Many small-scale artisans around the world have trouble linking themselves to consistent buyer markets. Rebecca van Bergen is the founder and executive director of Nest, a nonprofit organization based in New York that looks for artisans who provide business connections as well as, "training and capacity building programs for artisan businesses around the world."
Nest only works with businesses that fulfill certain criteria. The artisans must demonstrate leadership and either hire economically disadvantaged employees, be owned by a woman, or promote peace.
Nest has collaborated with local artisans from around the world, from helping Batik-print makers in Swaziland make fabric patterns to aiding a couple in Nairobi, Kenya, working to build a new facility for their brass casting business. Van Buren aims to have her nonprofit do more than just provide financing; she hopes to give these businesses the tools to become successful in the long term.
"One of the things that is exciting about out model is that we can invest resources and level the playing field and bring these people all over these world and these incredible, skilled artisans to the market and then help the next group," she said.
1. What is an artisan?
2. Have you ever tried to sell something you made? What was your experience?
3. How might a local crafts business contribute to a community?
1. What did you find most interesting about this video?
2. Do you think this is an effective way to help small local economies?
3. What crafts can you make out of the resources in the environment around you? (Hint: look outside, look around the classroom, look for odds and ends in your house).
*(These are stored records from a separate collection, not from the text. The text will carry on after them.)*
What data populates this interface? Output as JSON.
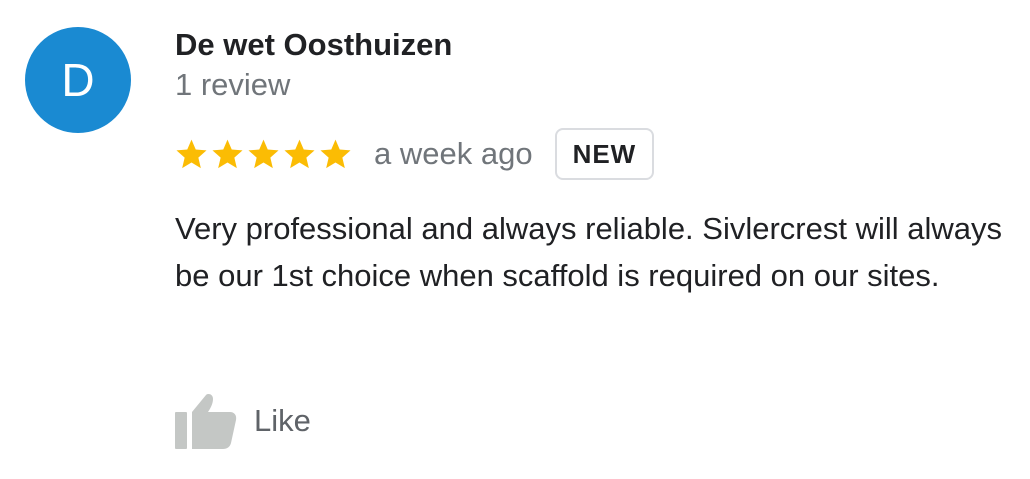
{
  "review": {
    "author": {
      "initial": "D",
      "name": "De wet Oosthuizen",
      "review_count": "1 review",
      "avatar_color": "#1a8ad2"
    },
    "rating": {
      "stars": 5,
      "max": 5,
      "star_color": "#fbbc04"
    },
    "time_ago": "a week ago",
    "badge": "NEW",
    "text": "Very professional and always reliable. Sivlercrest will always be our 1st choice when scaffold is required on our sites.",
    "actions": {
      "like_label": "Like",
      "like_icon": "thumbs-up-icon",
      "icon_color": "#c4c7c5"
    }
  }
}
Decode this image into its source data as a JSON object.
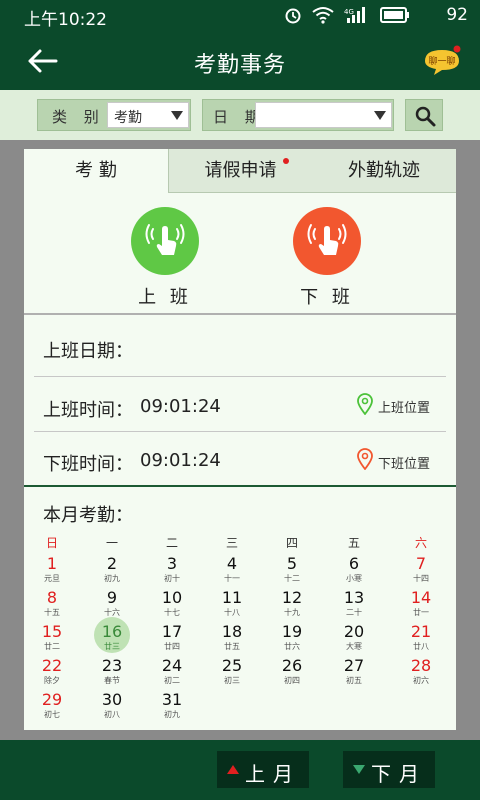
{
  "status_bar": {
    "time": "上午10:22",
    "battery": "92",
    "network": "4G"
  },
  "header": {
    "title": "考勤事务",
    "chat_badge": "聊一聊"
  },
  "filter": {
    "category_label": "类 别",
    "category_value": "考勤",
    "date_label": "日 期",
    "date_value": ""
  },
  "tabs": [
    {
      "label": "考 勤",
      "active": true
    },
    {
      "label": "请假申请",
      "active": false,
      "badge": true
    },
    {
      "label": "外勤轨迹",
      "active": false
    }
  ],
  "punch": {
    "on_label": "上 班",
    "off_label": "下 班",
    "on_color": "#5fc845",
    "off_color": "#f2572f"
  },
  "records": {
    "date_label": "上班日期：",
    "date_value": "",
    "on_time_label": "上班时间：",
    "on_time_value": "09:01:24",
    "on_location": "上班位置",
    "off_time_label": "下班时间：",
    "off_time_value": "09:01:24",
    "off_location": "下班位置"
  },
  "calendar": {
    "title": "本月考勤：",
    "weekdays": [
      "日",
      "一",
      "二",
      "三",
      "四",
      "五",
      "六"
    ],
    "today": 16,
    "days": [
      {
        "d": "1",
        "l": "元旦"
      },
      {
        "d": "2",
        "l": "初九"
      },
      {
        "d": "3",
        "l": "初十"
      },
      {
        "d": "4",
        "l": "十一"
      },
      {
        "d": "5",
        "l": "十二"
      },
      {
        "d": "6",
        "l": "小寒"
      },
      {
        "d": "7",
        "l": "十四"
      },
      {
        "d": "8",
        "l": "十五"
      },
      {
        "d": "9",
        "l": "十六"
      },
      {
        "d": "10",
        "l": "十七"
      },
      {
        "d": "11",
        "l": "十八"
      },
      {
        "d": "12",
        "l": "十九"
      },
      {
        "d": "13",
        "l": "二十"
      },
      {
        "d": "14",
        "l": "廿一"
      },
      {
        "d": "15",
        "l": "廿二"
      },
      {
        "d": "16",
        "l": "廿三"
      },
      {
        "d": "17",
        "l": "廿四"
      },
      {
        "d": "18",
        "l": "廿五"
      },
      {
        "d": "19",
        "l": "廿六"
      },
      {
        "d": "20",
        "l": "大寒"
      },
      {
        "d": "21",
        "l": "廿八"
      },
      {
        "d": "22",
        "l": "除夕"
      },
      {
        "d": "23",
        "l": "春节"
      },
      {
        "d": "24",
        "l": "初二"
      },
      {
        "d": "25",
        "l": "初三"
      },
      {
        "d": "26",
        "l": "初四"
      },
      {
        "d": "27",
        "l": "初五"
      },
      {
        "d": "28",
        "l": "初六"
      },
      {
        "d": "29",
        "l": "初七"
      },
      {
        "d": "30",
        "l": "初八"
      },
      {
        "d": "31",
        "l": "初九"
      }
    ]
  },
  "nav": {
    "prev_label": "上月",
    "next_label": "下月"
  },
  "colors": {
    "primary_dark": "#0b4a2b",
    "accent_red": "#e02020"
  }
}
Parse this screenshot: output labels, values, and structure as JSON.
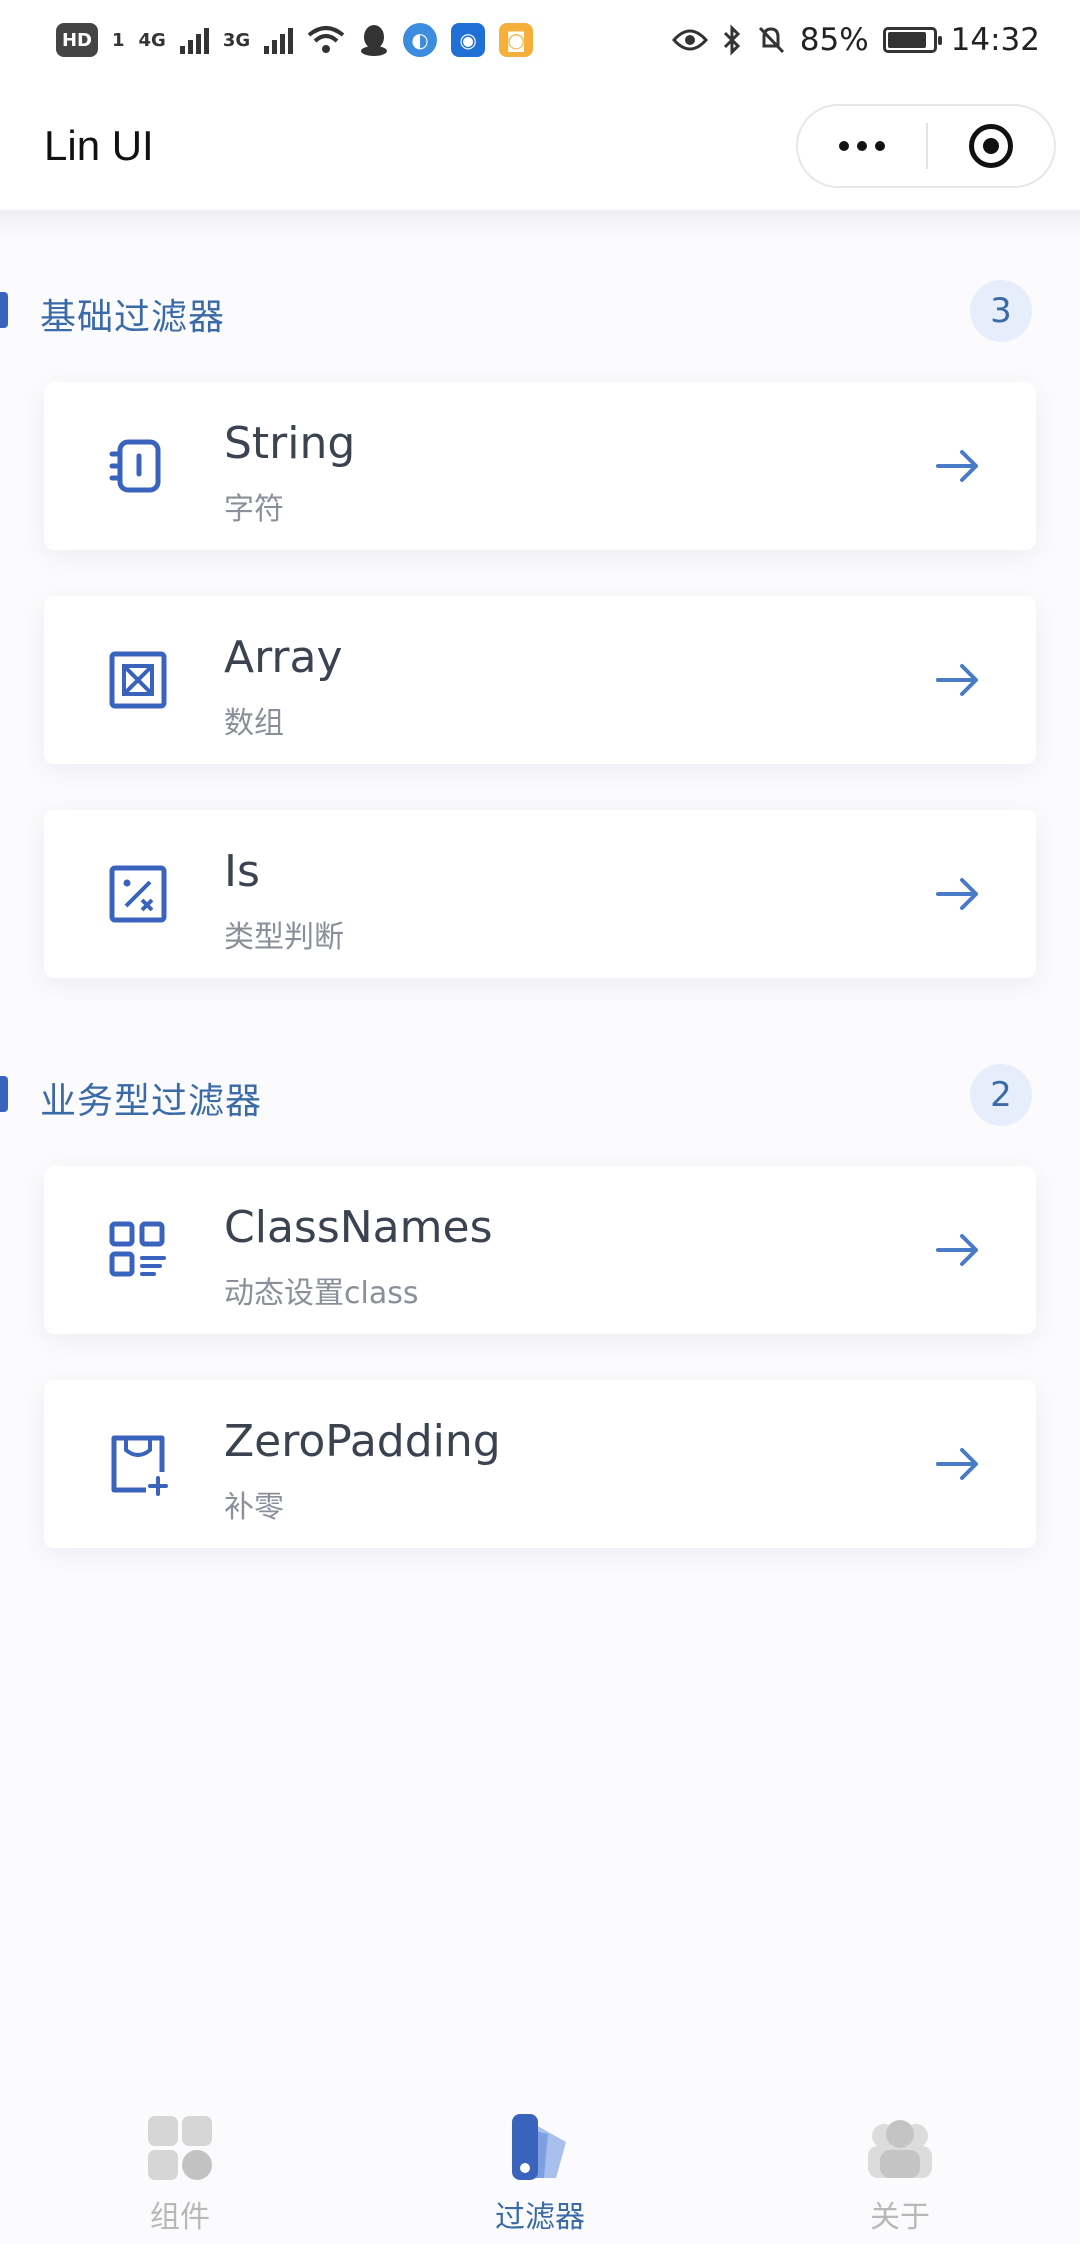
{
  "status_bar": {
    "hd_badge": "HD",
    "hd_sub": "1",
    "sim1": "4G",
    "sim2": "3G",
    "battery_percent": "85%",
    "time": "14:32"
  },
  "nav": {
    "title": "Lin UI"
  },
  "sections": [
    {
      "title": "基础过滤器",
      "count": "3",
      "items": [
        {
          "name": "String",
          "desc": "字符",
          "icon": "notebook-icon"
        },
        {
          "name": "Array",
          "desc": "数组",
          "icon": "array-box-icon"
        },
        {
          "name": "Is",
          "desc": "类型判断",
          "icon": "percent-box-icon"
        }
      ]
    },
    {
      "title": "业务型过滤器",
      "count": "2",
      "items": [
        {
          "name": "ClassNames",
          "desc": "动态设置class",
          "icon": "qr-grid-icon"
        },
        {
          "name": "ZeroPadding",
          "desc": "补零",
          "icon": "box-plus-icon"
        }
      ]
    }
  ],
  "tabbar": {
    "tabs": [
      {
        "label": "组件",
        "active": false,
        "icon": "components-icon"
      },
      {
        "label": "过滤器",
        "active": true,
        "icon": "filter-icon"
      },
      {
        "label": "关于",
        "active": false,
        "icon": "about-icon"
      }
    ]
  },
  "colors": {
    "accent": "#3a6aa8",
    "icon_blue": "#3963bc",
    "arrow_blue": "#4a7bc8",
    "muted": "#b8b8b8"
  }
}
Here is an idea for Batik inspired crafts like the group Nest assisted in Swaziland: http://www.firstpalette.com/Craft_themes/Colors/gluebatik/gluebatik.html.